This is a quote from the first chapter of Don Miller’s captivating book called, Searching for God Knows What. Miller is a post-modern writer who sets down his thesis pretty well right at the start — that knowing God can’t be reduced to simple formulas that tend to be characteristic of a bunch of self-help books and a whole variety of Christian writings too. The “fine wine” idea suggests that the richness of the Christian faith is only discovered through the experiences of faith based on the truth God has revealed in the Bible.
It is true that we are often simplistic in the way we view life and faith, seeking to reduce it to formulas that will guarantee success. Miller’s main point is that success in its finest definition does not come by following a certain set of rules, but from a relationship with God in which He communicates with us by His Spirit in line with His Word and in which we communicate with Him by prayer and worship.
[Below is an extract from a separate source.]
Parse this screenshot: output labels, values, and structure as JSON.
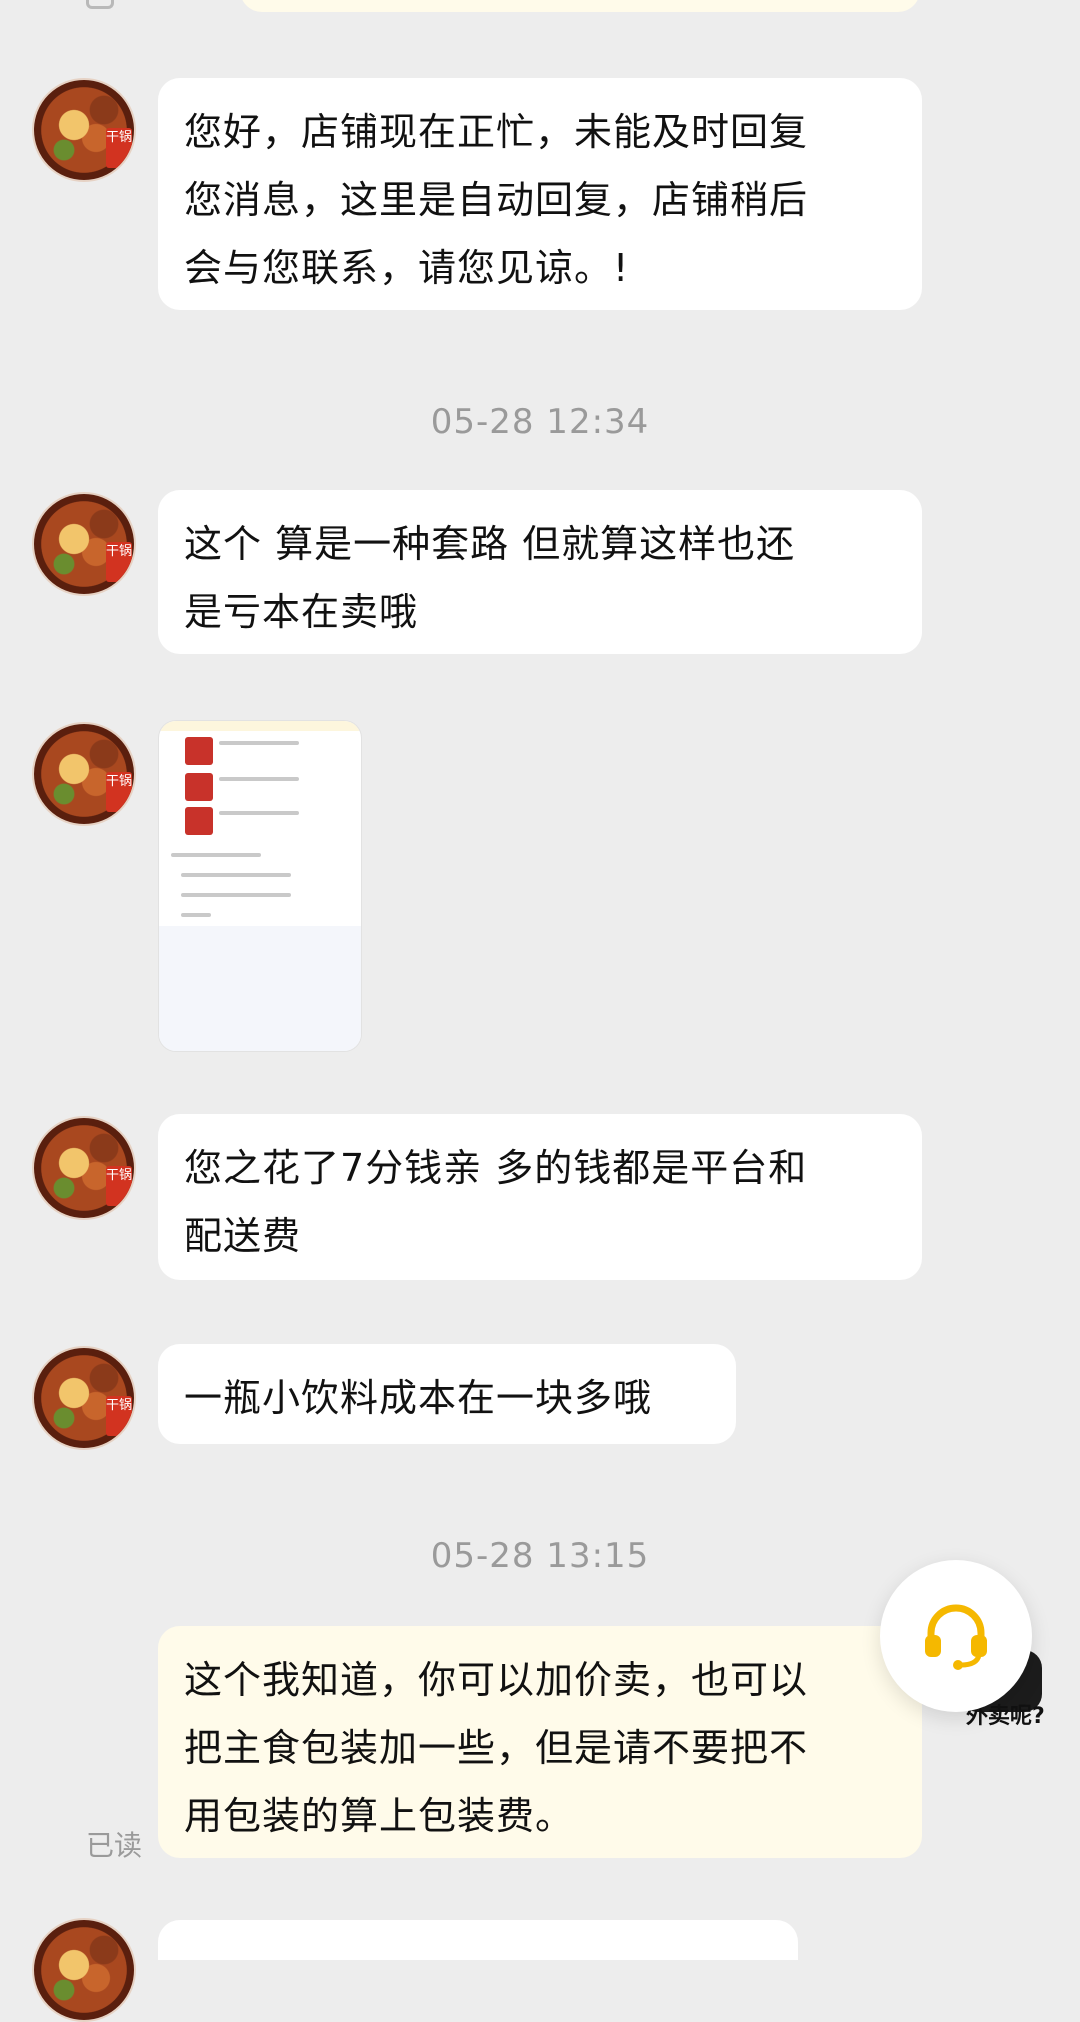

This week has certainly had its highs and lows for me. I felt good about the things that I had accomplished, the people I had seen, and the way much of my life was ordered of the Lord. (With God’s help, I was able to write what I considered to be a fairly decent article for the Clergy Comment section of the local newspaper on why the Government should vote to retain the traditional definition of marriage.) But there were also times that were anything but wonderful in the sense that they turned out just like I had hoped or imagined. Take this morning, for example. I was all ready to do my last presentation of a three-part series in a class at church on the Ministry of the Holy Spirit. I had spent considerable time preparing the PowerPoint with all the biblical texts and comments. I considered that the presentation would be a great wrap-up for the four or half-dozen people that I imagined might be there, having expressed such interest in the subject earlier.
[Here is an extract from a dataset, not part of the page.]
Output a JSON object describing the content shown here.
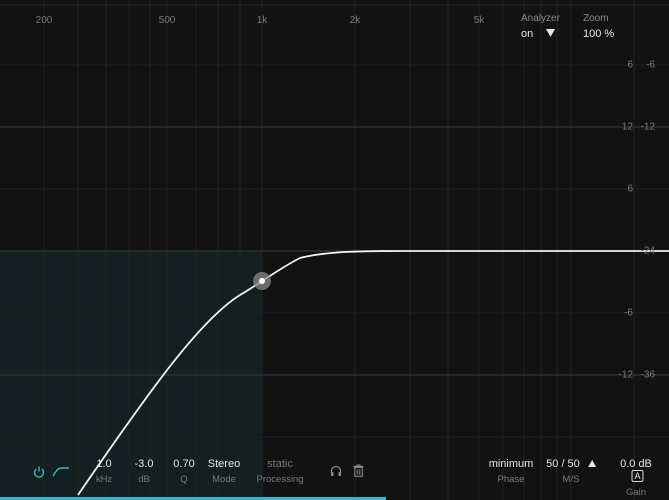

But last night it snowed buckets! I shoveled the drive-way in a sweat, fought my way to church and got all set up for the presentation only to conclude that no one would be coming to the class today. Blaaaah! How could it be that after such diligent labour on such a God-honouring subject, this worthy presentation could be reduced to a no-show? I spent my time doing other things like folding and stuffing the hand-out for the morning, talking to children, and meeting with others for pre-service prayer. All the while I determined to praise the Lord in the midst of this sense of loss.
There was nothing terribly dramatic about life today. Carolyn and I picked up a flower and card to deliver to someone who had undergone surgery recently, only to discover that no one was home! We came home; I shoveled the drive-way some more, slept, visited my mother-in-law (including a bit of hymn-sing), did some reading, sent some e-mails, watched the evening news, and did some of this.
So where was God in the midst of these efforts to please Him? Don Miller’s answer (and mine) probably would be that He was there all the time. Serving God is not about seeing fabulous miracles (though you’d be surprised how they appear if you look for them); worshipping Him is about believing He is there even when it appears He is not, simply because He said He would be (i.e. Hebrews 13:5). It’s loving Him even when things don’t go like you think they will or should. It’s knowing that He keeps a record of every expression of faith that will be rewarded in His own good time and way, perhaps only in eternity.
Don Miller says, “…the facts of reality stink.” His friend answers, “Reality is like a fine wine. It will not appeal to children.” It’s a way of saying that Christian maturity only comes by way of deeper experiences of faith in which one continues to believe even when things don’t always turn out as one plans or prays. “Faith is the substance of things hoped for, the evidence of things not seen” (Hebrews 11:1).